This Athletic Club t-shirt dates back to roughly 1910, and features the primitive, wide-necked, straight-shouldered pattern that would go largely unchanged from roughly 1900 to 1950. More important than the shirt’s early vintage is its label itself, which harkens back to the Golden Age of celebrity endorsements; the Spalding-influenced graphic boldly declaring its allegiance with the greatest shortstop of the Deadball-Era:
Pittsburgh’s Honus Wagner (AKA the Flying Dutchman.)
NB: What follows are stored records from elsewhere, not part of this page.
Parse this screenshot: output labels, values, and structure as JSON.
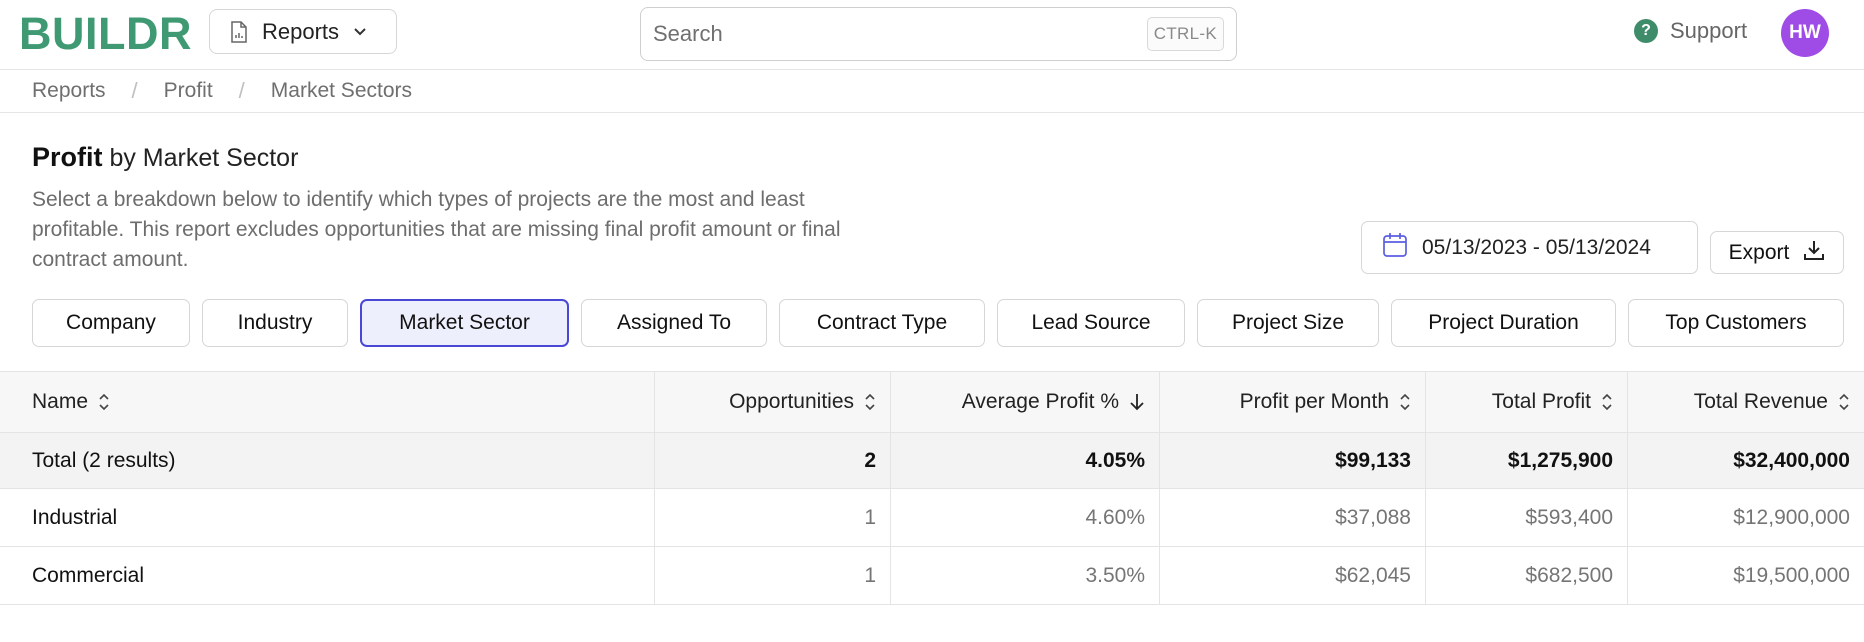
{
  "header": {
    "logo": "BUILDR",
    "reports_dropdown_label": "Reports",
    "search_placeholder": "Search",
    "search_shortcut": "CTRL-K",
    "support_label": "Support",
    "avatar_initials": "HW"
  },
  "breadcrumb": [
    "Reports",
    "Profit",
    "Market Sectors"
  ],
  "page": {
    "title_bold": "Profit",
    "title_rest": "by Market Sector",
    "description": "Select a breakdown below to identify which types of projects are the most and least profitable. This report excludes opportunities that are missing final profit amount or final contract amount.",
    "date_range": "05/13/2023 - 05/13/2024",
    "export_label": "Export"
  },
  "tabs": {
    "items": [
      "Company",
      "Industry",
      "Market Sector",
      "Assigned To",
      "Contract Type",
      "Lead Source",
      "Project Size",
      "Project Duration",
      "Top Customers"
    ],
    "active": "Market Sector"
  },
  "table": {
    "columns": [
      "Name",
      "Opportunities",
      "Average Profit %",
      "Profit per Month",
      "Total Profit",
      "Total Revenue"
    ],
    "total": [
      "Total (2 results)",
      "2",
      "4.05%",
      "$99,133",
      "$1,275,900",
      "$32,400,000"
    ],
    "rows": [
      [
        "Industrial",
        "1",
        "4.60%",
        "$37,088",
        "$593,400",
        "$12,900,000"
      ],
      [
        "Commercial",
        "1",
        "3.50%",
        "$62,045",
        "$682,500",
        "$19,500,000"
      ]
    ]
  },
  "colors": {
    "brand": "#3f9a73",
    "active_tab_border": "#4b47d6",
    "avatar": "#9f4ce6"
  },
  "icons": {
    "reports_dropdown": "report-document-icon",
    "dropdown": "chevron-down-icon",
    "support": "help-circle-icon",
    "date": "calendar-icon",
    "export": "download-icon",
    "sort": "sort-icon",
    "sorted_desc": "arrow-down-icon"
  }
}
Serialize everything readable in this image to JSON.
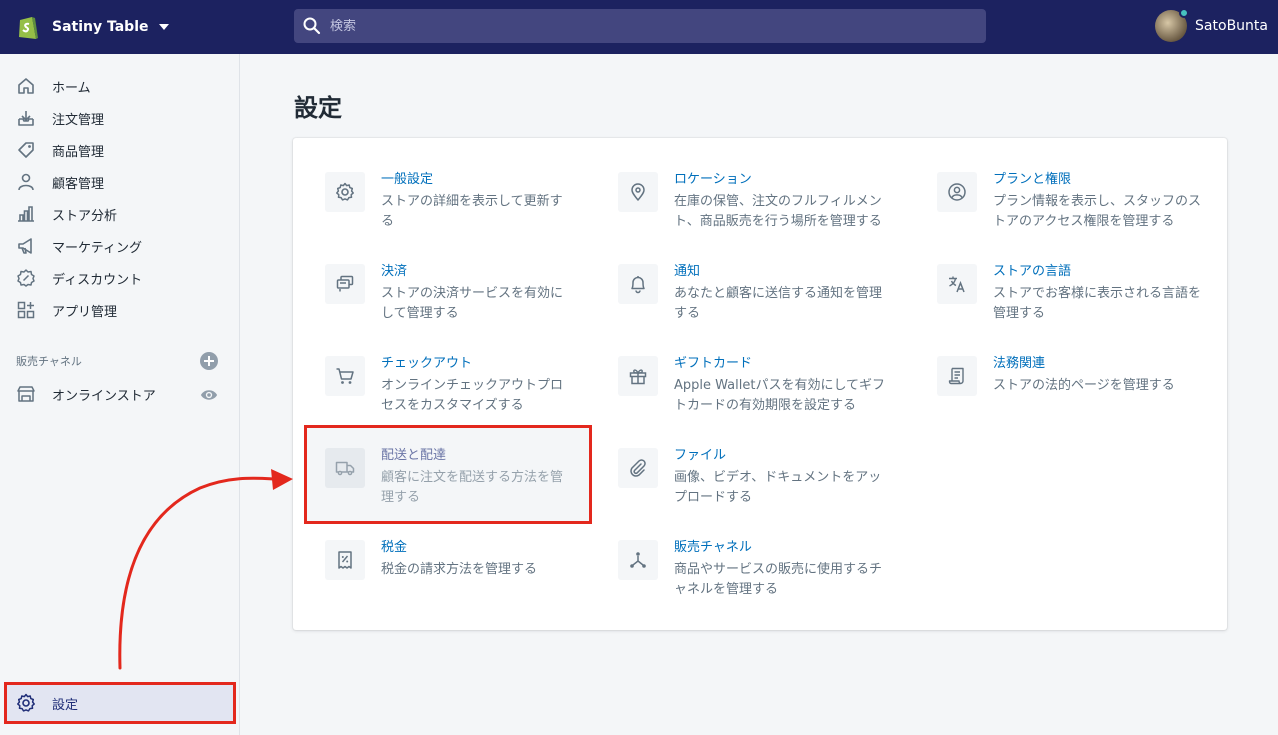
{
  "topbar": {
    "store_name": "Satiny Table",
    "search_placeholder": "検索",
    "user_name": "SatoBunta"
  },
  "sidebar": {
    "items": [
      {
        "label": "ホーム",
        "icon": "home-icon"
      },
      {
        "label": "注文管理",
        "icon": "orders-icon"
      },
      {
        "label": "商品管理",
        "icon": "products-icon"
      },
      {
        "label": "顧客管理",
        "icon": "customers-icon"
      },
      {
        "label": "ストア分析",
        "icon": "analytics-icon"
      },
      {
        "label": "マーケティング",
        "icon": "marketing-icon"
      },
      {
        "label": "ディスカウント",
        "icon": "discount-icon"
      },
      {
        "label": "アプリ管理",
        "icon": "apps-icon"
      }
    ],
    "channels_label": "販売チャネル",
    "online_store": "オンラインストア",
    "settings": "設定"
  },
  "main": {
    "title": "設定",
    "tiles": [
      {
        "title": "一般設定",
        "desc": "ストアの詳細を表示して更新する",
        "icon": "gear-icon"
      },
      {
        "title": "ロケーション",
        "desc": "在庫の保管、注文のフルフィルメント、商品販売を行う場所を管理する",
        "icon": "location-pin-icon"
      },
      {
        "title": "プランと権限",
        "desc": "プラン情報を表示し、スタッフのストアのアクセス権限を管理する",
        "icon": "account-icon"
      },
      {
        "title": "決済",
        "desc": "ストアの決済サービスを有効にして管理する",
        "icon": "payments-icon"
      },
      {
        "title": "通知",
        "desc": "あなたと顧客に送信する通知を管理する",
        "icon": "bell-icon"
      },
      {
        "title": "ストアの言語",
        "desc": "ストアでお客様に表示される言語を管理する",
        "icon": "translate-icon"
      },
      {
        "title": "チェックアウト",
        "desc": "オンラインチェックアウトプロセスをカスタマイズする",
        "icon": "cart-icon"
      },
      {
        "title": "ギフトカード",
        "desc": "Apple Walletパスを有効にしてギフトカードの有効期限を設定する",
        "icon": "gift-icon"
      },
      {
        "title": "法務関連",
        "desc": "ストアの法的ページを管理する",
        "icon": "legal-icon"
      },
      {
        "title": "配送と配達",
        "desc": "顧客に注文を配送する方法を管理する",
        "icon": "truck-icon"
      },
      {
        "title": "ファイル",
        "desc": "画像、ビデオ、ドキュメントをアップロードする",
        "icon": "paperclip-icon"
      },
      {
        "title": "税金",
        "desc": "税金の請求方法を管理する",
        "icon": "tax-icon"
      },
      {
        "title": "販売チャネル",
        "desc": "商品やサービスの販売に使用するチャネルを管理する",
        "icon": "channels-icon"
      }
    ]
  },
  "colors": {
    "topbar": "#1c2260",
    "link": "#006fbb",
    "highlight": "#e3281d"
  }
}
Wagner was unusual not only for his prodigious talent (which resulted in eight batting titles, 732 stolen bases, and 3,430 hits), but also for the airtight control he exercised over the licensing of his name and image. A teetotaler, he famously turned down a contract from the American Tobacco Company (then the world’s leading distributor of baseball cards) because he didn’t want to encourage smoking amongst minors. Somehow, despite Wagner’s rejection, a few ATC cards were printed and slipped into distribution, but these are exceedingly rare. One of the clandestine imprints sold at auction last year for $2,105,770.50, setting an all-time record. BUT…as valuable as the Wagner tobacco cards are, several examples are known to exist. Have you ever seen another one of these shirts…?